Although interviews with the members of The Promise Ring will constitute a large portion of my research, I plan on culling information from as many sources as possible in order to make the narrative more vibrant and colorful. I plan on soliciting interviews with not only those closely associated to the band, but also their detractors and adoring fans. Alongside a list that includes friends and family, I plan on speaking to Tim Owen and Darren Walters (Jade Tree owners), J. Robbins (Nothing Feels Good producer), Stuart Sikes (Nothing Feels Good engineer), Jessica Hopper (former publicist), Tim Edwards (former booking agent), Josh Modell (creator of Milk Magazine and close friend), along with musicians who’ve worked with, influenced, or been influenced by The Promise Ring, including Tim and Mike Kinsella (Cap’n Jazz), Jim Adkins (Jimmy Eat World), Bob Nanna (Braid), Jeremy Enigk (Sunny Day Real Estate), Matthew Pryor (The Get Up Kids), Eric Richter (Christie Front Drive), Eric Axelson (The Dismemberment Plan/Maritime), Chris Carrabba (Dashboard Confessional), Pete Wentz (Fall Out Boy), Chris Simpson (Mineral), Chris Conley (Saves the Day), Mark Kozelek (Red House Painters/Sun Kil Moon), Ian MacKaye (Minor Threat/Fugazi), and countless others for their involvement in this project. Although not everyone listed is guaranteed to be involved, with my personal connections to some of the people previously listed and with the help from the former Promise Ring members, I will have an enormous number of people contributing to the book’s dialog.

Interviews aside, I plan on digging through swaths of information to aide in the creation of the book. Included will be the usual sources of information; articles on the band, reviews of their albums, zines, blogs, and any other published work that would enhance the narrative. But, I plan to go beyond those musings as well. I will approach the band members to see if I could use personal paraphernalia to help me spin a more personal yarn. This would include anything from old photographs, letters, journal entries, lyric sheets, music sheets, and even doodles scratched into scraps of paper they’ve kept through the years. I will also approach the narrative from the direction of an informed anthropologist by researching the socio-economic background of The Promise Ring’s hometown of Milwaukee, Wisconsin. Through census information, background information on area high school and college education systems, and the resources for youth in Wisconsin that was available at the same time Nothing Feels Good was in the making, I hope to gain a better sense of The Promise Ring’s background. I’ll also dig up information on American society’s views of Wisconsin and the Mid West and how that was reflected in the actions of those who lived there. It may seem onerous, but the brief scene in Wayne’s World that takes place in Milwaukee speaks volumes about the international perception of the place where The Promise Ring was formed. Throughout all of this, I hope to get a sense of why The Promise Ring did what they did, but from an entirely different perspective than the usual interview could warrant.

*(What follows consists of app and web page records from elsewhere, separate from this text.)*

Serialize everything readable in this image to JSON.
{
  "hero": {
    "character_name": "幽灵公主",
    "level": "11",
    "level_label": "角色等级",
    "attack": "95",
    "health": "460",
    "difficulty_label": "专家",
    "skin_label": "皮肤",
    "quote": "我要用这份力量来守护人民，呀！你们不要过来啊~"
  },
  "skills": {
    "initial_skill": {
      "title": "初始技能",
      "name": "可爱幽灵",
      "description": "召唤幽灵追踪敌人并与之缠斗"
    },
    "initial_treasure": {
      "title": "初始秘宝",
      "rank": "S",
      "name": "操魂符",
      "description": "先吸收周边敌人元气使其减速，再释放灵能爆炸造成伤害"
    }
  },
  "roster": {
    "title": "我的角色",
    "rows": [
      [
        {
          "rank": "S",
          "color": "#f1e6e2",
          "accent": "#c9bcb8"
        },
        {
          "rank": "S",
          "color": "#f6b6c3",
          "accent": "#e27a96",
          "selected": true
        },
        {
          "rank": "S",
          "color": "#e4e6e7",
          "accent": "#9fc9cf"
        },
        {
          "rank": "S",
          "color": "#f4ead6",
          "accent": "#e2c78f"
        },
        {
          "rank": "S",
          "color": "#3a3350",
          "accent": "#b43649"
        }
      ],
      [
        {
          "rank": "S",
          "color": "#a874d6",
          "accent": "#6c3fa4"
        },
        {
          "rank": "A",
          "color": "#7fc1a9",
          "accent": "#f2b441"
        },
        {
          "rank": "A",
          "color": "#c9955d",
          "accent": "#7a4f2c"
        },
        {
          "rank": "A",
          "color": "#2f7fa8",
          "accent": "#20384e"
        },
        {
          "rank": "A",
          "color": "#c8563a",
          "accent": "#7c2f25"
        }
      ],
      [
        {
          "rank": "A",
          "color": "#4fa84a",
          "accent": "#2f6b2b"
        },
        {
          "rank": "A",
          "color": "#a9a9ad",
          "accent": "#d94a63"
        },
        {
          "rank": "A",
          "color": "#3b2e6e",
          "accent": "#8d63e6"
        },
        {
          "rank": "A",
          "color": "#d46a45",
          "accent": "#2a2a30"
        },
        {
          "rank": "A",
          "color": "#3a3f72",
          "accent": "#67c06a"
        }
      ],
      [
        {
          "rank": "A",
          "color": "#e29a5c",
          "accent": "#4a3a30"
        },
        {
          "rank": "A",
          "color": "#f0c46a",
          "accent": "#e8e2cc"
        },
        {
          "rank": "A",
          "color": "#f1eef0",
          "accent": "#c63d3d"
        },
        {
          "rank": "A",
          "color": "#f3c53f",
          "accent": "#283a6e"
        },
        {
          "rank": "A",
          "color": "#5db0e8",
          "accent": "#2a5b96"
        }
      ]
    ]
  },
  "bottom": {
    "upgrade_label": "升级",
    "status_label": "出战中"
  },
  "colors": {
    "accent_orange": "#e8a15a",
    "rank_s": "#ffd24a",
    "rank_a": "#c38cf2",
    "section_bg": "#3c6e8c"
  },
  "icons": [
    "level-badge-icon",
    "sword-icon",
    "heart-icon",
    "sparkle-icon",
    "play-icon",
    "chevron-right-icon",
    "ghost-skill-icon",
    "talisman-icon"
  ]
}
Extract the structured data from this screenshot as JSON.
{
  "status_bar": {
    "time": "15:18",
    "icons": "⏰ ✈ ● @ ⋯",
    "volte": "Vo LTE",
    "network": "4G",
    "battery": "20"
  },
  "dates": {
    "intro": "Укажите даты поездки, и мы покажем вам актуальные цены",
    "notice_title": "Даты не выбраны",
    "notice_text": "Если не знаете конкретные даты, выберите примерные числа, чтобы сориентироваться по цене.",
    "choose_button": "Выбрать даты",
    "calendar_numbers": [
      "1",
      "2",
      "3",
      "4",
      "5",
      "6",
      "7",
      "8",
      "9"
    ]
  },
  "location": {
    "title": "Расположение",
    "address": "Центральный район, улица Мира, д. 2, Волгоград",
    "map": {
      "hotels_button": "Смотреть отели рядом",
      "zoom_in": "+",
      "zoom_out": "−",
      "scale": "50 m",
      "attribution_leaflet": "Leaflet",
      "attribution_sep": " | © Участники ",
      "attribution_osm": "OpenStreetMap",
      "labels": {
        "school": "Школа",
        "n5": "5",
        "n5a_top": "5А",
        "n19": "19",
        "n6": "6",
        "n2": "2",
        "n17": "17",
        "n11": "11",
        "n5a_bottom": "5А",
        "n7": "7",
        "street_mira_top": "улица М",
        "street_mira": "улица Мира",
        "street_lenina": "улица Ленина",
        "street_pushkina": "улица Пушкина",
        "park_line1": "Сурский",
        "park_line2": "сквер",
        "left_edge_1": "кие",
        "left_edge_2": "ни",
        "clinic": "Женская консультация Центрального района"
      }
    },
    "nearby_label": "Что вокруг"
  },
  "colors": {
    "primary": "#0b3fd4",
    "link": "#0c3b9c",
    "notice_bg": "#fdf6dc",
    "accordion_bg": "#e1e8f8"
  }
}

What I hope to accomplish after 15 months of research and writing is a work that can live up to how I felt after first popping Nothing Feels Good on the stereo, and something that will be as powerful as each subsequent listen to that album. My work may lack the aural quality of the album, but I hope it will be able to bring an entirely new sense of being to Nothing Feels Good, and one that will only boost the listening experience of longtime Promise Ring enthusiasts and bring some new fans to the album as well.